On my brother Dave’s death, there was no conscious soul searching other than to wonder why it is that some people suffer needlessly on this earth. This refers both to Dave and our family because his well-being was our family’s well-being. Dave’s rocky journey on earth, with potholes, bumps and blind corners, affected the family as a whole. His final dead-end in the road, suicide, was the culmination of over 4 decades of stop-start.


A year after his death, it came to me.  In the words of the French writer, Marcel Proust, “The real voyage of discovery consists not in seeing new lands but in having news eyes”, one day I could see and discover. I realised that I had something he did not have in life. This was not something material or tangible. It was a freedom and independence: the ability to make my own decisions.
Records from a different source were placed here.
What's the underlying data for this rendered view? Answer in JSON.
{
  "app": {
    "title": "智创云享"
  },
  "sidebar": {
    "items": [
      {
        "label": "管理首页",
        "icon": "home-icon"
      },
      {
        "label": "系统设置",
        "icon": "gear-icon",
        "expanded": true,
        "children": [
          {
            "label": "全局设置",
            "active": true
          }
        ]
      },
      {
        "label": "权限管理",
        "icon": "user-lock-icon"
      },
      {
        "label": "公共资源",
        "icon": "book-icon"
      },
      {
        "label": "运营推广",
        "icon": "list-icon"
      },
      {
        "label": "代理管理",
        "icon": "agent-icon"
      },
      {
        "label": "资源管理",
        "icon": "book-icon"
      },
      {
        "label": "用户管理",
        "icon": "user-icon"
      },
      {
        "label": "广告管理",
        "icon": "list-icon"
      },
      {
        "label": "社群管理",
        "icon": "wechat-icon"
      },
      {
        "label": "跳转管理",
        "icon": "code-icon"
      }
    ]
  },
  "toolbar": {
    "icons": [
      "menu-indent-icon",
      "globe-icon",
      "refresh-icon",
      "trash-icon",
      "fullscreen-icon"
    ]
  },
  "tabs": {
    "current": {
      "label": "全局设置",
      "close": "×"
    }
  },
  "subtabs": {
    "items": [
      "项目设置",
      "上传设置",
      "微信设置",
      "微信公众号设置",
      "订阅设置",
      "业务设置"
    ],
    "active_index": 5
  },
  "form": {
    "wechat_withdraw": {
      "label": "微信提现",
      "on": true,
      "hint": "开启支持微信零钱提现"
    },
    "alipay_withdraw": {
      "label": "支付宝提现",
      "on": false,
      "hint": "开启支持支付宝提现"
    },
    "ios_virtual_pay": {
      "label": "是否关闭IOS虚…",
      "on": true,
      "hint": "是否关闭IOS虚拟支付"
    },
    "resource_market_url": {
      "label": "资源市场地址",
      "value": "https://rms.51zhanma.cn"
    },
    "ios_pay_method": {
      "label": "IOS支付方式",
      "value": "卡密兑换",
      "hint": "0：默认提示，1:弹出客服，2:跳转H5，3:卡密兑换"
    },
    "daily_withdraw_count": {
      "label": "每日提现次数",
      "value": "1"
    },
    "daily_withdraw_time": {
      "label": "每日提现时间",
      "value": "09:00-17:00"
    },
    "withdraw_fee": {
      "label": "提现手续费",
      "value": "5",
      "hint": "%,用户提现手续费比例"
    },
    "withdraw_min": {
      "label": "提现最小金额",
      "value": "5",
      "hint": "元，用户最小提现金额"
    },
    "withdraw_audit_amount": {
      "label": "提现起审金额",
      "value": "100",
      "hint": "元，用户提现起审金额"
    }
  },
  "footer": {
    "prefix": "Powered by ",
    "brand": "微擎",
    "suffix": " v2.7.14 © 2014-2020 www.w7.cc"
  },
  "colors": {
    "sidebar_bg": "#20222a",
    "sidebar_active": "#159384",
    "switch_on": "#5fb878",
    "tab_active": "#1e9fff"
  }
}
Dave may have had the ability to make his final decision to end what remained of his tenuous life, but his adult life was beset with indecision, poor decisions, confusion and a constant inner chatter questioning the mundane to the very complicated. There were flashes of light and we delighted in these moments with him. But the daily decisions we take for granted, the ones that ebb and flow, were his inner enemy.


Unlike him, I could make daily decisions of where to go, what to do.  My final decision was to emigrate because I had “new eyes” and not because I could see “new lands”. I had held back for many years. I wanted to be around in case I could share in his ecstasy of finding meaning and purpose. I also stayed to share his pain and his anguish. The guilt of moving far away and abandoning him was gone, and with my parents’ blessing, I was able to uplift a life in Cape Town and head to London. A long held dream of mine and Husband, knowing that I would not have to be around for the call saying that he had died.


In the book “Unnatural Causes” by forensic pathologist, Dr Richard Shepherd says: “I can comment that…death is finally an experience of supreme release and relaxation….I’ve come to the conclusion that when it happens, death is probably actually pleasurable”. I recall the words of the social worker at the scene of his death. She said his flat was ordered and peaceful. He looked asleep and there was no struggle. I am comforted that for him, death was his peaceful exit plan. In death, he did not see new lands, but with new eyes, found a way to move on.

Dave’s favourite book as a child.